This question shows that you're really thinking and you've come across something that doesn't seem to make sense. As with most things that don't make sense, it's usually because one or more of our assumptions are wrong. In this case, you hit the nail on the head when you said, "If radioactivity is so dangerous...". But, you've really asked two questions here, so let me separate them and try to answer them both.

First, ionizing radiation - whether from radioactive material or produced by devices like x-ray machines - can be harmful. We know that radiation can damage or kill cells in our body. But, like damage done by many other things, when this damage occurs in small amounts spread out over a long time, our bodies are very good at repairing it, with very little chance of any long-term harm. A good example is the damage done by ultraviolet (UV) radiation from the sun. If you receive large doses of UV, you get a sunburn, and if you are exposed this way repeatedly, your chance of getting skin cancer will increase significantly. But, if you keep your exposure low (examples: use sunscreen, don't sunbathe, and wear a hat), your cancer risk will stay small. So, it's a matter of both how much dose, and how fast it is received. It works the same way with ionizing radiation. We all receive small doses of radiation all the time. There is natural radioactivity in the earth, in the air and water, and in our bodies. We receive cosmic radiation from space. We call this background radiation. When doctors treat cancer with radiation, they use very large doses - thousands of times higher than background radiation - and it's received in a short period of time (think of the sunburn example). BUT, here's the twist. Just as you were thinking, very large doses might injure or kill the patient. So, the dose is "focused" on the cancer tumor. The idea is to kill the tumor cells, and try to keep the dose to the rest of the body reasonably low.

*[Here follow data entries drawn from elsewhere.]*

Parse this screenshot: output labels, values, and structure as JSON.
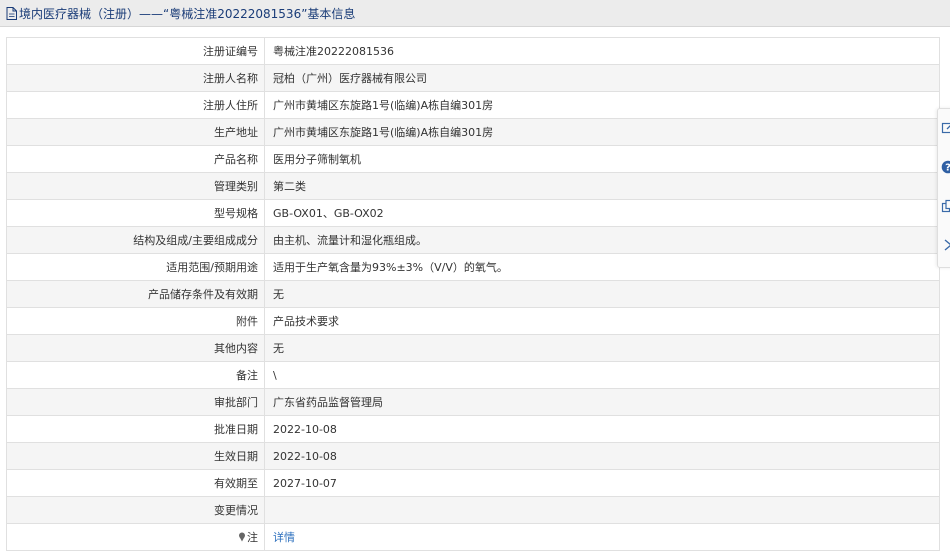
{
  "header": {
    "title": "境内医疗器械（注册）——“粤械注准20222081536”基本信息",
    "icon": "document-icon"
  },
  "rows": [
    {
      "label": "注册证编号",
      "value": "粤械注准20222081536"
    },
    {
      "label": "注册人名称",
      "value": "冠柏（广州）医疗器械有限公司"
    },
    {
      "label": "注册人住所",
      "value": "广州市黄埔区东旋路1号(临编)A栋自编301房"
    },
    {
      "label": "生产地址",
      "value": "广州市黄埔区东旋路1号(临编)A栋自编301房"
    },
    {
      "label": "产品名称",
      "value": "医用分子筛制氧机"
    },
    {
      "label": "管理类别",
      "value": "第二类"
    },
    {
      "label": "型号规格",
      "value": "GB-OX01、GB-OX02"
    },
    {
      "label": "结构及组成/主要组成成分",
      "value": "由主机、流量计和湿化瓶组成。"
    },
    {
      "label": "适用范围/预期用途",
      "value": "适用于生产氧含量为93%±3%（V/V）的氧气。"
    },
    {
      "label": "产品储存条件及有效期",
      "value": "无"
    },
    {
      "label": "附件",
      "value": "产品技术要求"
    },
    {
      "label": "其他内容",
      "value": "无"
    },
    {
      "label": "备注",
      "value": "\\"
    },
    {
      "label": "审批部门",
      "value": "广东省药品监督管理局"
    },
    {
      "label": "批准日期",
      "value": "2022-10-08"
    },
    {
      "label": "生效日期",
      "value": "2022-10-08"
    },
    {
      "label": "有效期至",
      "value": "2027-10-07"
    },
    {
      "label": "变更情况",
      "value": ""
    }
  ],
  "note_row": {
    "label": "注",
    "icon": "pin-icon",
    "link": "详情"
  },
  "side_tools": [
    "edit-icon",
    "help-icon",
    "copy-icon",
    "collapse-icon"
  ],
  "colors": {
    "header_text": "#1a3c78",
    "link": "#2a6ebd",
    "row_stripe": "#f5f5f5",
    "header_bg": "#ececec"
  }
}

Now, for the second question. When a cancer patient is treated with radiation, there is always some dose received by parts of the body that are healthy. Many improvements have been made in the ability to reduce this dose. But, because of the very high doses, location of tumors, and the penetrating nature of the radiation, it's just not possible to completely eliminate this dose. So, the answer to your question is yes, there is some "collateral damage" done by the radiation treatments. And this damage has some risks associated with it. But, as with any medical procedure or treatment, the benefits and risks must be "weighed". When a doctor prescribes radiation treatment for cancer, it is because the disease is serious, and without the treatment, the patient's outlook for recovery is not good. When a patient receives the radiation treatment, the potential benefits of the treatment greatly outweigh the risk involved from the radiation exposure. This same reasoning is used whenever you get a diagnostic x-ray. Here, the doses are much, much lower; but often, the information obtained by taking the x-ray can help save a life.

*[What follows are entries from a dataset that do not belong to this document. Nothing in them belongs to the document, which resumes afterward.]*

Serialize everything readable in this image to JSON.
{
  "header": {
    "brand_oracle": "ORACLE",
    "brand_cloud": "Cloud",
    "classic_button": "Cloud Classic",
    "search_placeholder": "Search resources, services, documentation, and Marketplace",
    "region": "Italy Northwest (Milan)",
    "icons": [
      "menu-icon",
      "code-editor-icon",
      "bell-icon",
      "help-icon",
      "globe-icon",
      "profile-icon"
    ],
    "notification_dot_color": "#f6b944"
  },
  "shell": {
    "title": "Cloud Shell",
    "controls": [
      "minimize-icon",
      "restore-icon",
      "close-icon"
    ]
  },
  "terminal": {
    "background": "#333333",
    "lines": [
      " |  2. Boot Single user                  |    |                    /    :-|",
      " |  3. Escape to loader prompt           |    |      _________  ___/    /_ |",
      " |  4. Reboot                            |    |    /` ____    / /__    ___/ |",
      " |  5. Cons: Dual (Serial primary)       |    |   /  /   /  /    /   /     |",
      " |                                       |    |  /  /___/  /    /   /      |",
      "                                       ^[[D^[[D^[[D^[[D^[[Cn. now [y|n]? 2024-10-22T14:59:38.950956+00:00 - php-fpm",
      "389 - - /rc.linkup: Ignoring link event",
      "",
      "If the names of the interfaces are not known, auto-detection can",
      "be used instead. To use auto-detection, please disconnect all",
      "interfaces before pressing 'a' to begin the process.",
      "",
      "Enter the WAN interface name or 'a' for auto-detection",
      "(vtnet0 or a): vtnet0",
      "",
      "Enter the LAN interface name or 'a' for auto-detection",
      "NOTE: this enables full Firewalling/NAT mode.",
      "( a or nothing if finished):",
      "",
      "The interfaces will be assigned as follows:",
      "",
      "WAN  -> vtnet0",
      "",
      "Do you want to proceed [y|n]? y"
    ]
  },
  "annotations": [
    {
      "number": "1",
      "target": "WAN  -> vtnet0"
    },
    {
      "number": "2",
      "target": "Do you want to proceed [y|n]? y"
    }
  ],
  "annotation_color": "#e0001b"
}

You can find more information about radiation in medicine at the American College of Radiology, and radiation facts at the Radiation and Health Physics website, or the Health Physics Society website.

And most of all, trust me on the sunscreen...

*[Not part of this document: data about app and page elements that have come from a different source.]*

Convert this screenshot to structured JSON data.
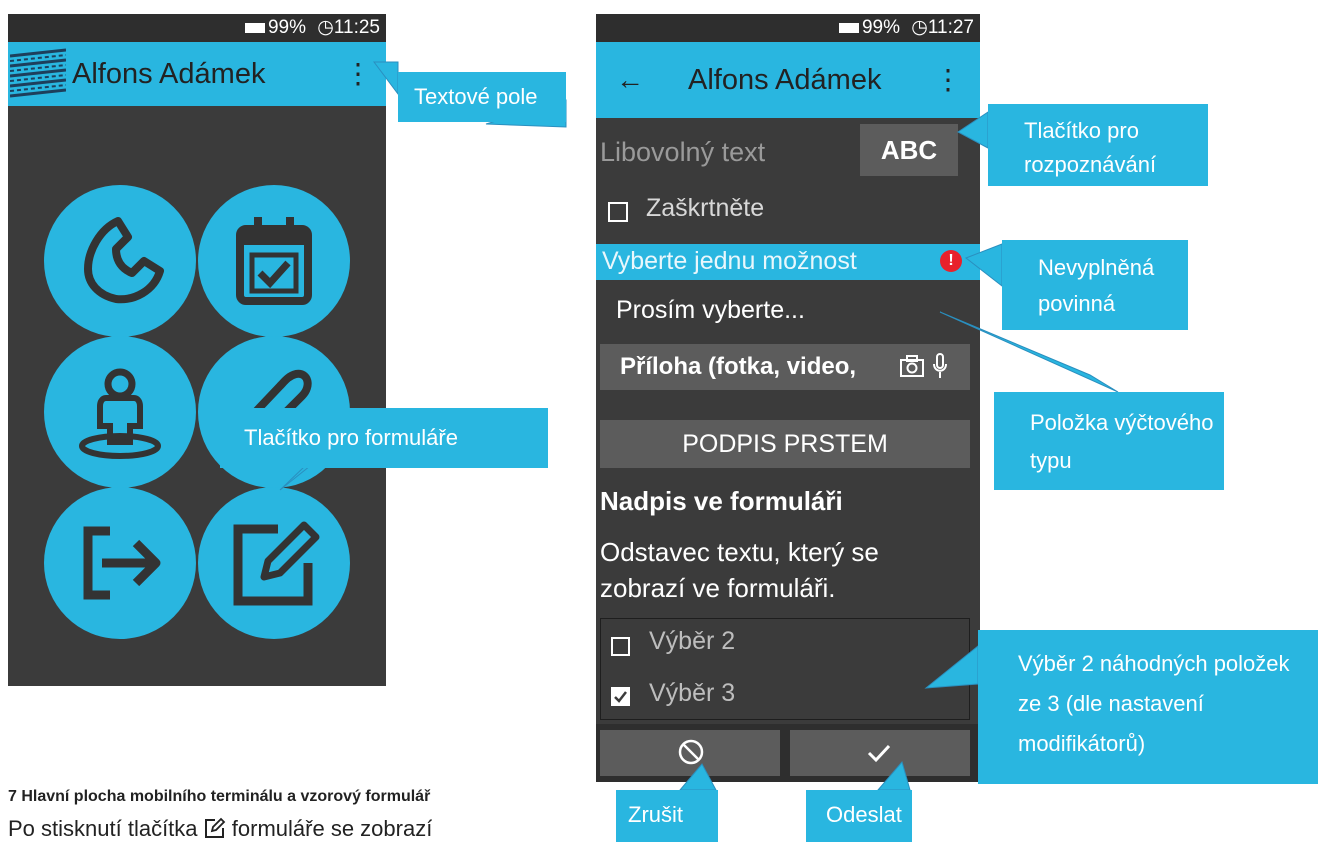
{
  "phone1": {
    "status": {
      "battery": "99%",
      "time": "11:25"
    },
    "title": "Alfons Adámek",
    "menu_glyph": "⋮",
    "tiles": [
      {
        "icon": "phone-icon"
      },
      {
        "icon": "calendar-check-icon"
      },
      {
        "icon": "person-location-icon"
      },
      {
        "icon": "paperclip-icon"
      },
      {
        "icon": "logout-icon"
      },
      {
        "icon": "edit-form-icon"
      }
    ]
  },
  "phone2": {
    "status": {
      "battery": "99%",
      "time": "11:27"
    },
    "title": "Alfons Adámek",
    "back_glyph": "←",
    "menu_glyph": "⋮",
    "text_field_placeholder": "Libovolný text",
    "ocr_button": "ABC",
    "checkbox_label": "Zaškrtněte",
    "select_label": "Vyberte jednu možnost",
    "select_value": "Prosím vyberte...",
    "attachment_button": "Příloha (fotka, video,",
    "signature_button": "PODPIS PRSTEM",
    "form_heading": "Nadpis ve formuláři",
    "form_paragraph": "Odstavec textu, který se zobrazí ve formuláři.",
    "choices": [
      {
        "label": "Výběr 2",
        "checked": false
      },
      {
        "label": "Výběr 3",
        "checked": true
      }
    ]
  },
  "callouts": {
    "text_field": "Textové pole",
    "ocr": "Tlačítko pro rozpoznávání textu",
    "required": "Nevyplněná povinná položka",
    "enum": "Položka výčtového typu",
    "forms_button": "Tlačítko pro formuláře",
    "random_choice": "Výběr 2 náhodných položek ze 3 (dle nastavení modifikátorů)",
    "cancel": "Zrušit",
    "submit": "Odeslat"
  },
  "caption": "7 Hlavní plocha mobilního terminálu a vzorový formulář",
  "body_text_before": "Po stisknutí tlačítka",
  "body_text_after": "formuláře se zobrazí",
  "colors": {
    "accent": "#29b6e0",
    "phone_bg": "#3b3b3b",
    "button_grey": "#5c5c5c",
    "error": "#e8212b"
  }
}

Author:

Keith Welch, Radialogical Controls Group (Other answers by Keith Welch)